▶ _Exercise instructions_:
Because the lines must stay identical, write out the data without changing anything.

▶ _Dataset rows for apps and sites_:
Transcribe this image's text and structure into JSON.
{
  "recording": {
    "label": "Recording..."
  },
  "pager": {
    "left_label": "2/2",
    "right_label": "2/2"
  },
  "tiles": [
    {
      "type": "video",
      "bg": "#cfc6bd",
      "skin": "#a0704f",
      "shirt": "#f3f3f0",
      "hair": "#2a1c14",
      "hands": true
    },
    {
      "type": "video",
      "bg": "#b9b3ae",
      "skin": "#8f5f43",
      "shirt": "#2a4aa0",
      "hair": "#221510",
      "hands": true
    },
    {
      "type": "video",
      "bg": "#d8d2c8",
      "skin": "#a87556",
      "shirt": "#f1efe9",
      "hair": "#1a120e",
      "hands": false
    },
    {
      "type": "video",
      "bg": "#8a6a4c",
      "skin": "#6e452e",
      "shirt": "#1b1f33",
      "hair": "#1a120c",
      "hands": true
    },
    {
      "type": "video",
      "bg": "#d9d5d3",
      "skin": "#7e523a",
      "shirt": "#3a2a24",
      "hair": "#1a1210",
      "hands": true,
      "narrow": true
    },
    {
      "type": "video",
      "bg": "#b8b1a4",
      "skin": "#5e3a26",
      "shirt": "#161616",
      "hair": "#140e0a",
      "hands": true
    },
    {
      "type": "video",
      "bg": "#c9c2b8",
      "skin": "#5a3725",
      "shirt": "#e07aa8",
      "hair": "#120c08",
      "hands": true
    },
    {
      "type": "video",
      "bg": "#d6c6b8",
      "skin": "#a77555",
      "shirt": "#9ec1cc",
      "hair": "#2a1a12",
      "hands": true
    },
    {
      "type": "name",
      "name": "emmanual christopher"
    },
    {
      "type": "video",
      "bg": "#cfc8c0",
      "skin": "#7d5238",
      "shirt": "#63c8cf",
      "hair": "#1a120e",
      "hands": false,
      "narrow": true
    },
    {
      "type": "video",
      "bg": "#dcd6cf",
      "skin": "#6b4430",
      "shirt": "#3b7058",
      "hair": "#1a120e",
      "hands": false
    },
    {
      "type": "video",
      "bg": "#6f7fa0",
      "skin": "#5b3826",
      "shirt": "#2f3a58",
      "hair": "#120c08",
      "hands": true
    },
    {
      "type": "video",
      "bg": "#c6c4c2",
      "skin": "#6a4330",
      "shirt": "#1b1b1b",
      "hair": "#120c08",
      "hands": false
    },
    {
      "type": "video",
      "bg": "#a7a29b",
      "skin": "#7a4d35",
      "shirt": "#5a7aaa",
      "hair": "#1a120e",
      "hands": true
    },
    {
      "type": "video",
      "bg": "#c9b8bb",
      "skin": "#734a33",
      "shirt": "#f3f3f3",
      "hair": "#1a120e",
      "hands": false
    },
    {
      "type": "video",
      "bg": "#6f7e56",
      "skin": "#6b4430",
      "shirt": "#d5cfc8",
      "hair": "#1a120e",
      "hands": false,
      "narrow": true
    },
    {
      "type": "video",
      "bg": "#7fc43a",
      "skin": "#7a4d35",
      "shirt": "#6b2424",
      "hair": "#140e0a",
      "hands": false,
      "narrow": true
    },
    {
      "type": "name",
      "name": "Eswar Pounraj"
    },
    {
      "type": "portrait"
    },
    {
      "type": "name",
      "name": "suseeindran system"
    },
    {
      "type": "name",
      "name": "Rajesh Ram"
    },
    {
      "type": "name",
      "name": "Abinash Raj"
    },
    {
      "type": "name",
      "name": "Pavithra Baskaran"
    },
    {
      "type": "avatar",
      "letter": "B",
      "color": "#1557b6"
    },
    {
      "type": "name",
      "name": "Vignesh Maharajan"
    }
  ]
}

▶ _Response for this exercise_:
Transcribe this image's text and structure into JSON.
{
  "recording": {
    "label": "Recording..."
  },
  "pager": {
    "left_label": "2/2",
    "right_label": "2/2"
  },
  "tiles": [
    {
      "type": "video",
      "bg": "#cfc6bd",
      "skin": "#a0704f",
      "shirt": "#f3f3f0",
      "hair": "#2a1c14",
      "hands": true
    },
    {
      "type": "video",
      "bg": "#b9b3ae",
      "skin": "#8f5f43",
      "shirt": "#2a4aa0",
      "hair": "#221510",
      "hands": true
    },
    {
      "type": "video",
      "bg": "#d8d2c8",
      "skin": "#a87556",
      "shirt": "#f1efe9",
      "hair": "#1a120e",
      "hands": false
    },
    {
      "type": "video",
      "bg": "#8a6a4c",
      "skin": "#6e452e",
      "shirt": "#1b1f33",
      "hair": "#1a120c",
      "hands": true
    },
    {
      "type": "video",
      "bg": "#d9d5d3",
      "skin": "#7e523a",
      "shirt": "#3a2a24",
      "hair": "#1a1210",
      "hands": true,
      "narrow": true
    },
    {
      "type": "video",
      "bg": "#b8b1a4",
      "skin": "#5e3a26",
      "shirt": "#161616",
      "hair": "#140e0a",
      "hands": true
    },
    {
      "type": "video",
      "bg": "#c9c2b8",
      "skin": "#5a3725",
      "shirt": "#e07aa8",
      "hair": "#120c08",
      "hands": true
    },
    {
      "type": "video",
      "bg": "#d6c6b8",
      "skin": "#a77555",
      "shirt": "#9ec1cc",
      "hair": "#2a1a12",
      "hands": true
    },
    {
      "type": "name",
      "name": "emmanual christopher"
    },
    {
      "type": "video",
      "bg": "#cfc8c0",
      "skin": "#7d5238",
      "shirt": "#63c8cf",
      "hair": "#1a120e",
      "hands": false,
      "narrow": true
    },
    {
      "type": "video",
      "bg": "#dcd6cf",
      "skin": "#6b4430",
      "shirt": "#3b7058",
      "hair": "#1a120e",
      "hands": false
    },
    {
      "type": "video",
      "bg": "#6f7fa0",
      "skin": "#5b3826",
      "shirt": "#2f3a58",
      "hair": "#120c08",
      "hands": true
    },
    {
      "type": "video",
      "bg": "#c6c4c2",
      "skin": "#6a4330",
      "shirt": "#1b1b1b",
      "hair": "#120c08",
      "hands": false
    },
    {
      "type": "video",
      "bg": "#a7a29b",
      "skin": "#7a4d35",
      "shirt": "#5a7aaa",
      "hair": "#1a120e",
      "hands": true
    },
    {
      "type": "video",
      "bg": "#c9b8bb",
      "skin": "#734a33",
      "shirt": "#f3f3f3",
      "hair": "#1a120e",
      "hands": false
    },
    {
      "type": "video",
      "bg": "#6f7e56",
      "skin": "#6b4430",
      "shirt": "#d5cfc8",
      "hair": "#1a120e",
      "hands": false,
      "narrow": true
    },
    {
      "type": "video",
      "bg": "#7fc43a",
      "skin": "#7a4d35",
      "shirt": "#6b2424",
      "hair": "#140e0a",
      "hands": false,
      "narrow": true
    },
    {
      "type": "name",
      "name": "Eswar Pounraj"
    },
    {
      "type": "portrait"
    },
    {
      "type": "name",
      "name": "suseeindran system"
    },
    {
      "type": "name",
      "name": "Rajesh Ram"
    },
    {
      "type": "name",
      "name": "Abinash Raj"
    },
    {
      "type": "name",
      "name": "Pavithra Baskaran"
    },
    {
      "type": "avatar",
      "letter": "B",
      "color": "#1557b6"
    },
    {
      "type": "name",
      "name": "Vignesh Maharajan"
    }
  ]
}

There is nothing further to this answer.